10. McKinney, P.W., J.M. Wagner, and L.M. Kirk (1995), "A Guide to Mosaic and the World Wide Web for Physicians," M.D. Computing: Computers in Medical Practice, 12(2):109.
11. Metcalfe, E.S., M.E. Frisse, and S.W. Hassan (1994), "Academic Networks: Mosaic and World Wide Web," Academic Medicine, 69(4):270.
12. Batty, M. (1994), "The World Wide Web," Environment and Planning The Environment and Planning journals are four influential academic journals. They are described as as 'interdisciplinary', though they have a highly spatial focus, meaning that they are often of most interest to human geographers. , 21(6):651.
RELATED ARTICLE: Figure 1. CSUN Risk Communication Forum: (http://www.csun.edu/~vchsc006/tom.html)
A. Introduction B. e-mail contacts C. Internet tools D. Libraries/Periodicals E. CSUN Health Science Department F. EPA G. International agencies H. Cabinet agencies I. Other agencies K. Congress

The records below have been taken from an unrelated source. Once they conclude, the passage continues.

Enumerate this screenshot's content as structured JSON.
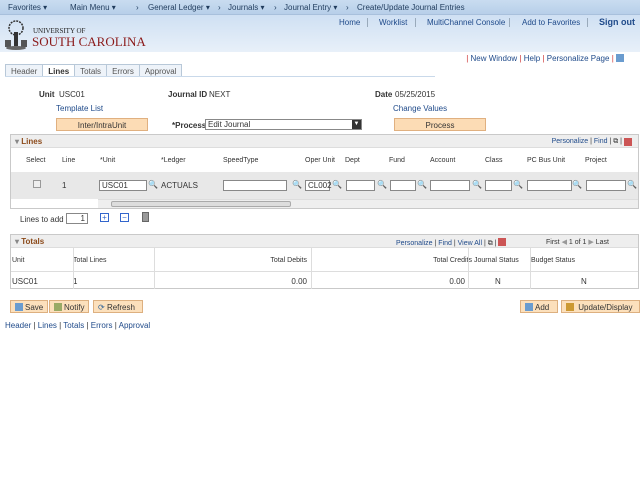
{
  "nav": {
    "favorites": "Favorites ▾",
    "main_menu": "Main Menu ▾",
    "bc1": "General Ledger ▾",
    "bc2": "Journals ▾",
    "bc3": "Journal Entry ▾",
    "bc4": "Create/Update Journal Entries"
  },
  "header": {
    "logo_line1": "UNIVERSITY OF",
    "logo_line2": "SOUTH CAROLINA",
    "links": [
      "Home",
      "Worklist",
      "MultiChannel Console",
      "Add to Favorites",
      "Sign out"
    ]
  },
  "toplinks": {
    "new_window": "New Window",
    "help": "Help",
    "personalize": "Personalize Page"
  },
  "tabs": [
    "Header",
    "Lines",
    "Totals",
    "Errors",
    "Approval"
  ],
  "form": {
    "unit_label": "Unit",
    "unit": "USC01",
    "journal_label": "Journal ID",
    "journal": "NEXT",
    "date_label": "Date",
    "date": "05/25/2015",
    "template_list": "Template List",
    "change_values": "Change Values",
    "inter_btn": "Inter/IntraUnit",
    "process_label": "*Process",
    "process_value": "Edit Journal",
    "process_btn": "Process"
  },
  "lines": {
    "title": "Lines",
    "personalize": "Personalize",
    "find": "Find",
    "headers": [
      "Select",
      "Line",
      "*Unit",
      "*Ledger",
      "SpeedType",
      "Oper Unit",
      "Dept",
      "Fund",
      "Account",
      "Class",
      "PC Bus Unit",
      "Project"
    ],
    "row": {
      "line": "1",
      "unit": "USC01",
      "ledger": "ACTUALS",
      "oper_unit": "CL002"
    },
    "lines_to_add_label": "Lines to add",
    "lines_to_add": "1"
  },
  "totals": {
    "title": "Totals",
    "personalize": "Personalize",
    "find": "Find",
    "view_all": "View All",
    "first": "First",
    "pager": "1 of 1",
    "last": "Last",
    "headers": [
      "Unit",
      "Total Lines",
      "Total Debits",
      "Total Credits",
      "Journal Status",
      "Budget Status"
    ],
    "row": [
      "USC01",
      "1",
      "0.00",
      "0.00",
      "N",
      "N"
    ]
  },
  "buttons": {
    "save": "Save",
    "notify": "Notify",
    "refresh": "Refresh",
    "add": "Add",
    "update": "Update/Display"
  },
  "bottom_links": [
    "Header",
    "Lines",
    "Totals",
    "Errors",
    "Approval"
  ]
}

Thomas H. Hatfield, Dr. P.H., R.E.H.S., Associate Professor, Dept. of Health Sciences, California State University, Northridge CSUN offers a variety of programs leading to bachelor's degrees in 61 fields and master's degrees in 42 fields. The university has over 150,000 alumni. It's also home to a summer musical theater/theater program known as TADW (TeenAge Drama Workshop) that leads teenagers through an , CA 91330. Internet: THatfield@HUEY.CSUN.EDU.